— Problem statement —
Repeat the data exactly, every last line of it.

— Provided data —

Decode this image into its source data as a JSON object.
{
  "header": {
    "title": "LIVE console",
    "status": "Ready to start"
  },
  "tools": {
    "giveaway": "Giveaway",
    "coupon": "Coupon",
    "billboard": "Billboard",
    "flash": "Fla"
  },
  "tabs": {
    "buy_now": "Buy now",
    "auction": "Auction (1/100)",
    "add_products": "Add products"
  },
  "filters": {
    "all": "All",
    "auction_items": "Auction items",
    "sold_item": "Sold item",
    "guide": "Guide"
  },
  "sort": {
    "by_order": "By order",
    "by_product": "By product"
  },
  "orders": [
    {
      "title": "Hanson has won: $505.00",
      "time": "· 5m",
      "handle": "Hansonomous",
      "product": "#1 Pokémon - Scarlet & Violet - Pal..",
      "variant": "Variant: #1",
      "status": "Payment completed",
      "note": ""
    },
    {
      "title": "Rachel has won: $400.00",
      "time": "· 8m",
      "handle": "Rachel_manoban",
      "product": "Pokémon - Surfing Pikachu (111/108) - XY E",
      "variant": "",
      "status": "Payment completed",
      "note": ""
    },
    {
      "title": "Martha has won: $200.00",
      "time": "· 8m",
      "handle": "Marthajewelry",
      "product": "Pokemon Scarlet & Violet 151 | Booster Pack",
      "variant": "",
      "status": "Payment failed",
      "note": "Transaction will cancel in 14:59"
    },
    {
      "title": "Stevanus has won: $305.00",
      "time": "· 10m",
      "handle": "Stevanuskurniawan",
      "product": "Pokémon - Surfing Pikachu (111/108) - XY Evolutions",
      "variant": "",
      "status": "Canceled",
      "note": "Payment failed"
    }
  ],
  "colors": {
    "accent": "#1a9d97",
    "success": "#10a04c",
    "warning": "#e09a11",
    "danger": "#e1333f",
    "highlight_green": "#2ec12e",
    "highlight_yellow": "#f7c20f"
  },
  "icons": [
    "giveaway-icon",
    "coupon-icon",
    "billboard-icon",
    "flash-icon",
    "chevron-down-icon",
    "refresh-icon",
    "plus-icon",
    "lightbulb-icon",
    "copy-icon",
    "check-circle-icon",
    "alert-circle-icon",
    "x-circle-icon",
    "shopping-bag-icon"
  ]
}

— Response to this task —
Decode this image into its source data as a JSON object.
{
  "header": {
    "title": "LIVE console",
    "status": "Ready to start"
  },
  "tools": {
    "giveaway": "Giveaway",
    "coupon": "Coupon",
    "billboard": "Billboard",
    "flash": "Fla"
  },
  "tabs": {
    "buy_now": "Buy now",
    "auction": "Auction (1/100)",
    "add_products": "Add products"
  },
  "filters": {
    "all": "All",
    "auction_items": "Auction items",
    "sold_item": "Sold item",
    "guide": "Guide"
  },
  "sort": {
    "by_order": "By order",
    "by_product": "By product"
  },
  "orders": [
    {
      "title": "Hanson has won: $505.00",
      "time": "· 5m",
      "handle": "Hansonomous",
      "product": "#1 Pokémon - Scarlet & Violet - Pal..",
      "variant": "Variant: #1",
      "status": "Payment completed",
      "note": ""
    },
    {
      "title": "Rachel has won: $400.00",
      "time": "· 8m",
      "handle": "Rachel_manoban",
      "product": "Pokémon - Surfing Pikachu (111/108) - XY E",
      "variant": "",
      "status": "Payment completed",
      "note": ""
    },
    {
      "title": "Martha has won: $200.00",
      "time": "· 8m",
      "handle": "Marthajewelry",
      "product": "Pokemon Scarlet & Violet 151 | Booster Pack",
      "variant": "",
      "status": "Payment failed",
      "note": "Transaction will cancel in 14:59"
    },
    {
      "title": "Stevanus has won: $305.00",
      "time": "· 10m",
      "handle": "Stevanuskurniawan",
      "product": "Pokémon - Surfing Pikachu (111/108) - XY Evolutions",
      "variant": "",
      "status": "Canceled",
      "note": "Payment failed"
    }
  ],
  "colors": {
    "accent": "#1a9d97",
    "success": "#10a04c",
    "warning": "#e09a11",
    "danger": "#e1333f",
    "highlight_green": "#2ec12e",
    "highlight_yellow": "#f7c20f"
  },
  "icons": [
    "giveaway-icon",
    "coupon-icon",
    "billboard-icon",
    "flash-icon",
    "chevron-down-icon",
    "refresh-icon",
    "plus-icon",
    "lightbulb-icon",
    "copy-icon",
    "check-circle-icon",
    "alert-circle-icon",
    "x-circle-icon",
    "shopping-bag-icon"
  ]
}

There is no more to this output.